Over at the Gospel Coalition, the Rev. Thabiti Anyabwile has a post on definitions.  His argument is a thoughtful one and he calls for the abandonment of talk of `celebrity' and 'rock star' pastors because, as he rightly points out, defining these terms is hard.  He also sees me as one of the main culprits.  So it seems apposite to thank him for his provocative and gently expressed thoughts and to offer a few in return.

I am tempted to say `I don't know how to define art, but I know it when I see it.'  Except, other than understanding that Thomas Kinkade is not art, that statement would not be true.    I am told Jackson Pollock is art but that, as they say, is clearly above my paygrade.  

But let's bring it closer to home: most pastors I know would acknowledge that internet pornography is the number one pastoral problem among men in their congregation.  Yet no pastor I have ever spoken to has been able to provide a fully adequate, stable, universally agreed definition of pornography which covers all cases any time any where.   By the above logic, we should therefore stop all talk of pornography as a problem.   We do not know how to define the term; we should not use it.

The problem is: semantics notwithstanding, pornography is a huge problem; and pastors who cannot define the p word know its a problem, recognise it, and take action to help those struggling with it.  Frankly, pastoral time spent debating exactly what it is is pastoral time completely wasted -- time which might otherwise be spent tackling the issue.  

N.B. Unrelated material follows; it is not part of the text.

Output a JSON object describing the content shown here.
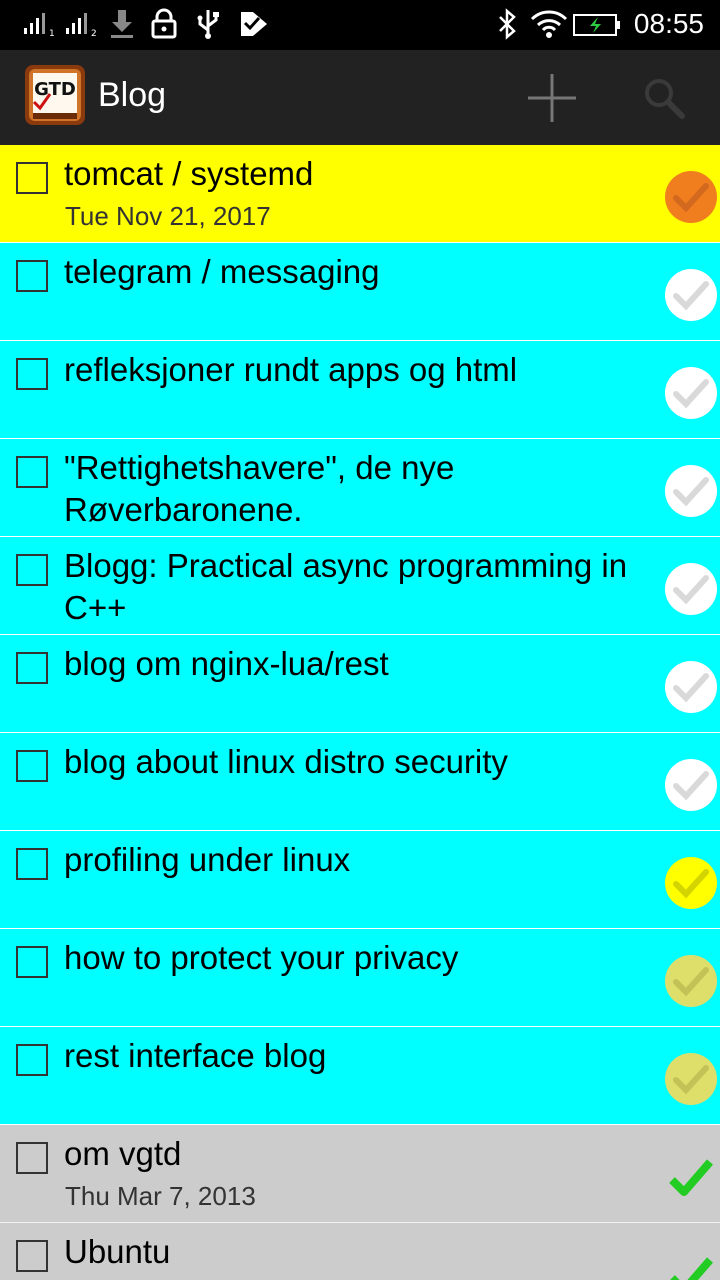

Thus, the issue with the celebrity culture surrounding certain pastors and organisations is not ultimately one of linguistic definition or of those who use the term with a certain amount of elasticity or even incompetence.  The issue is that there is a real problem -- in fact, many real problems -- to which some are trying to draw attention.  There is a problem with the yob aesthetic, the arrogant stage swagger, the stand-up routines, the obsession with talking about sex in sermons which puts some of these conference headlining pastoral role models about as far from Paul's vision of leadership as possible; there is a problem with pastors who tell their people they will only visit them in hospital once they have been placed in a body bag; there is a problem with pastors who make videos which ape the aesthetics of the mainstream media and focus on the pastor, not the pastor's God; there is a problem with churches of thousands of people, few of whom ever get to meet an elder, let alone the pastor; there is a problem with church planting strategy that is so wedded to the cult of the one man that he has to be skyped in to the community; there is a problem when a man has to phone the librarian at Westminster Seminary with a pastoral issue because nobody at his home church of thousands has the time to speak to an ordinary church member about his crisis of faith. 

Call it what you like.  I call it the culture which grows up around celebrities.  Maybe I am hopelessly wrong in my choice of terms.  You may certainly choose others which fit better.  But like  internet pornography, I would rather spend time exposing the problems for what they are than debating semantic qualifications.